- Remove the turkey to a cutting board and loosely cover with aluminum foil. Let rest for 20 minutes.
- Carve the turkey with a sharp knife and serve.
- If you can, go for a fresh, not frozen, turkey. Otherwise, make sure to defrost it in the refrigerator way ahead of the roasting day.
- For even crispier skin, leave the turkey in the fridge (in a pan to catch any juices that may leak) uncovered overnight.
- If you're tight on a schedule, leave the turkey be - don't be opening the oven ever so often, or you will prolong the cooking time.
- The minimum internal temperature should reach 165 F for safety, but I always go a safer route and bake it to 170 -180 degrees.
- Let the roast stand for 20 minutes before carving to allow juices to set. It will carve more easily.
- Storage: Place leftover turkey meat in a dish with a tight-fitting lid and refrigerate for up to 4 days or freeze for 3-6 months.
- Read the post above for more helpful tips, equipment needed, and FAQs.
- Please keep in mind that nutritional information is a rough estimate and can vary significantly based on the products used.
Jas, it is time for me to make a Thanksgiving dinner, complete with pumpkin pie and cranberry sauce. I have missed this sooo much. I have to admit we had our own turnkey's in Greece but there is something different about Thanksgiving when it is celebrated here. Thanks for all the great tips.
It sure is special celebrating here, Mary! And you're welcome.
P.S. Now that you're here and can get your hands on maple syrup, will you make my maple cheesecake? LOL 😉
Carrie @ Carrie's Home Cooking says
This looks delicious! thank you so much for sharing with us at Whisk It Wednesday link party! Pinned and shared!
Thanks so much! 🙂
Jas, grateful to have the recipe and the instructions you give. My turkey never turns out the way I'd like it to, so I end up buying one pre-cooked, but I would prefer to cook it myself. Having your info makes me brave enough to try it again.
I hope you try it, Florence! This recipe never failed me 🙂
Amber Harrop says
I do love a perfectly cooked turkey and these are great tips Jas
Thank you, Amber! 🙂
This is a very different method for roasting a turkey and I love it. I get so bored with the same old bird and Hubs insists on turkey (yawn lol). This version is actually appealing to me, thanks for sharing it.
I'm so glad you like it! My family always votes for turkey too (we're not big on ham). 😀
Miz Helen says
I agree with you, we love a roasted turkey and is our favorite.

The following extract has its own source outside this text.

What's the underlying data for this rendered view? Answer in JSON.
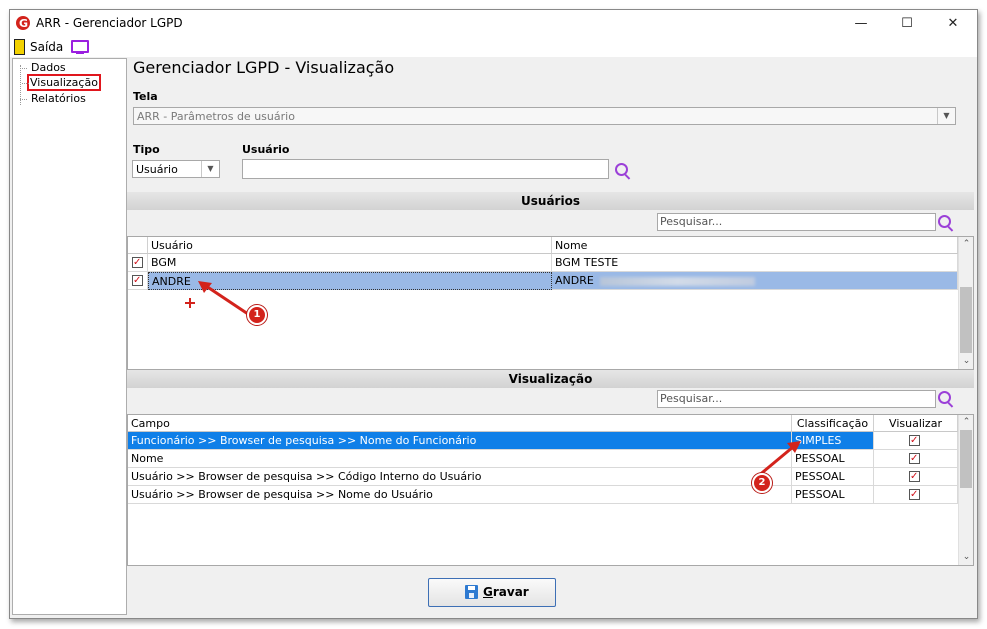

Your recipe looks delicious! Thanks so much for sharing your post with us at Full Plate Thursday! Have a great week and come back to see us real soon!
Thanks so much!
Kathleen - Bloggers Lifestyle says
Thank you that is such a comprehensive help for cooking a turkey. I have learned a lot from your tips, I have been doing several things wrong. Wow, you have such a pretty and kind face 🙂
Blogger's Pit Stop
Oh my word, thank you so much for your kind words, Kathleen! You made my day 😀
I'm so glad you found my turkey tips helpful. Have a blessed week!
Jann Olson says
Thanks for sharing these great tips for roasting a turkey with SYC.
My pleasure, Jann!
I'm almost disappointed that we're not getting to host Thanksgiving this year, because it would be interesting to compare these tips to our favorite (smoked, grilled) turkey. Thanks so much for sharing at the #happynowlinkup!
Aw, there's always a next time, Leslie! 😉
So helpful! Thanks so much for joining us at the To Grandma's House We Go link party. Your link has been pinned! Please join us again next Wednesday!
ThTs s really neat trick - stuffing cloves into the onion. I'll hv to remember that next time. I love turkeys. Specifically roast . Yum. We shd be making them soon too!
Thanks, Ann! Hope you like it this way. Let me know how it turned out 🙂